Use of colonoscopy for polyp surveillance in Medicare beneficiaries.

PMID 23436321


Professional society guidelines recommend follow-up colonoscopy for patients with resected colonic adenomas. However, adherence to guideline recommendations in routine clinical practice has not been well characterized. The authors used a population-based sample of Medicare beneficiaries to identify all patients aged ≥70 years who had a claim for colonoscopy with polypectomy or hot biopsy during the period from 2001 to 2004. Medicare claims through 2009 identified colonoscopy within the following 5 years as well as fecal occult blood testing, sigmoidoscopy, and barium enema. In total, 12,771 patients were included. At 5 years, 45.7% of patients underwent another colonoscopy, and 32.3% of procedures included a polypectomy. The rates of fecal occult blood testing, flexible sigmoidoscopy, and barium enema at 5 years were 54%, 3.8%, and 2.9%, respectively. There was a marked decrease in repeat colonoscopy at 1 year, 3 years, and 5 years with more recent years of index procedures. Other predictors of undergoing repeat colonoscopy were younger age, African American race, and a colonoscopy before the index examination. There was no association with physician specialty. The decreasing use of colonoscopy with time was maintained in a multivariable analysis. In a sample of elderly Medicare beneficiaries, there was under use of follow-up colonoscopy at 5 years after polypectomy, and <50% of patients received a repeat examination. In particular, the use of this procedure decreased over the 4-year study period.
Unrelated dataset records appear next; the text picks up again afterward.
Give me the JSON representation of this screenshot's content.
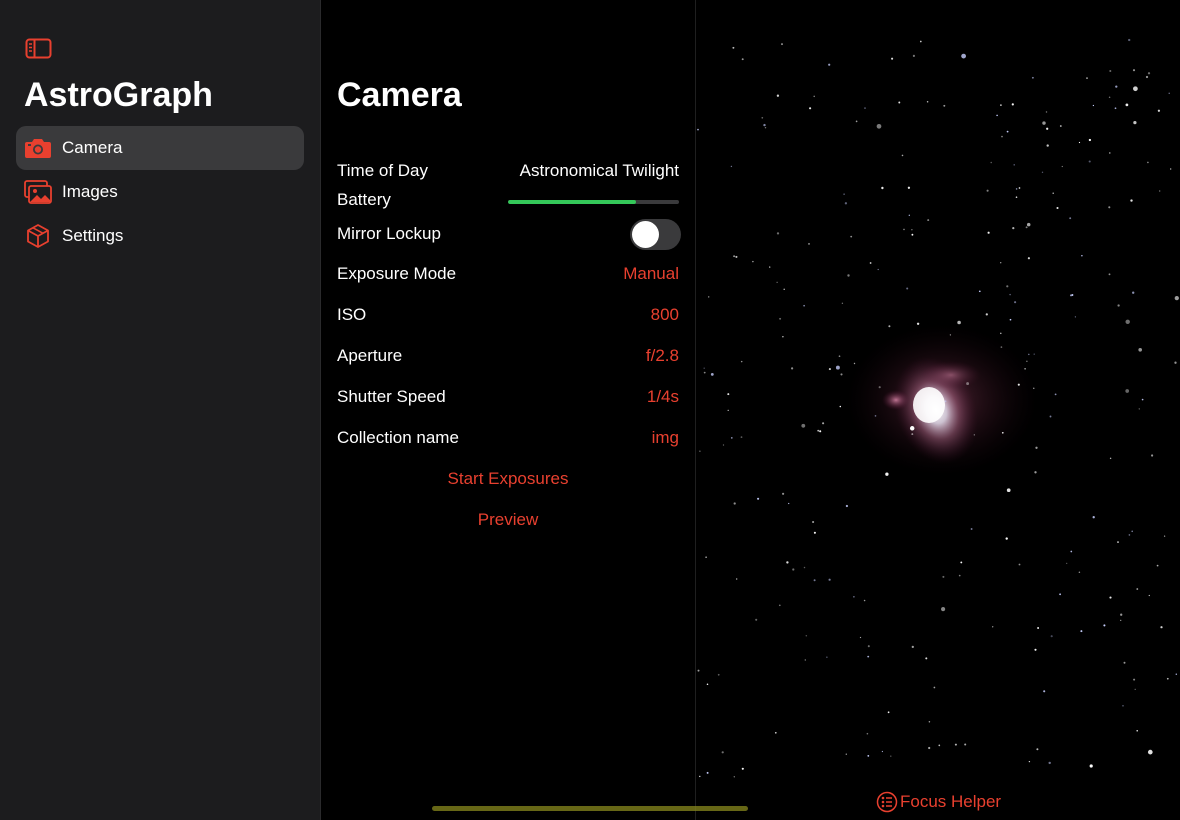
{
  "colors": {
    "accent": "#e8402f",
    "battery": "#34c759",
    "sidebar_bg": "#1c1c1e",
    "selected_bg": "#3a3a3c"
  },
  "sidebar": {
    "toggle_icon": "sidebar-icon",
    "title": "AstroGraph",
    "items": [
      {
        "label": "Camera",
        "icon": "camera-icon",
        "selected": true
      },
      {
        "label": "Images",
        "icon": "photos-icon",
        "selected": false
      },
      {
        "label": "Settings",
        "icon": "cube-icon",
        "selected": false
      }
    ]
  },
  "camera": {
    "title": "Camera",
    "time_of_day": {
      "label": "Time of Day",
      "value": "Astronomical Twilight"
    },
    "battery": {
      "label": "Battery",
      "level": 0.75
    },
    "mirror_lockup": {
      "label": "Mirror Lockup",
      "on": false
    },
    "exposure_mode": {
      "label": "Exposure Mode",
      "value": "Manual"
    },
    "iso": {
      "label": "ISO",
      "value": "800"
    },
    "aperture": {
      "label": "Aperture",
      "value": "f/2.8"
    },
    "shutter_speed": {
      "label": "Shutter Speed",
      "value": "1/4s"
    },
    "collection_name": {
      "label": "Collection name",
      "value": "img"
    },
    "start_exposures": "Start Exposures",
    "preview": "Preview"
  },
  "preview_pane": {
    "image": "orion-nebula-starfield",
    "focus_helper": {
      "label": "Focus Helper",
      "icon": "focus-icon"
    }
  }
}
Coupled with other data indicating the overuse of follow-up colonoscopy in patients without polyps, there appeared to be significant discordance between guidelines and actual practice.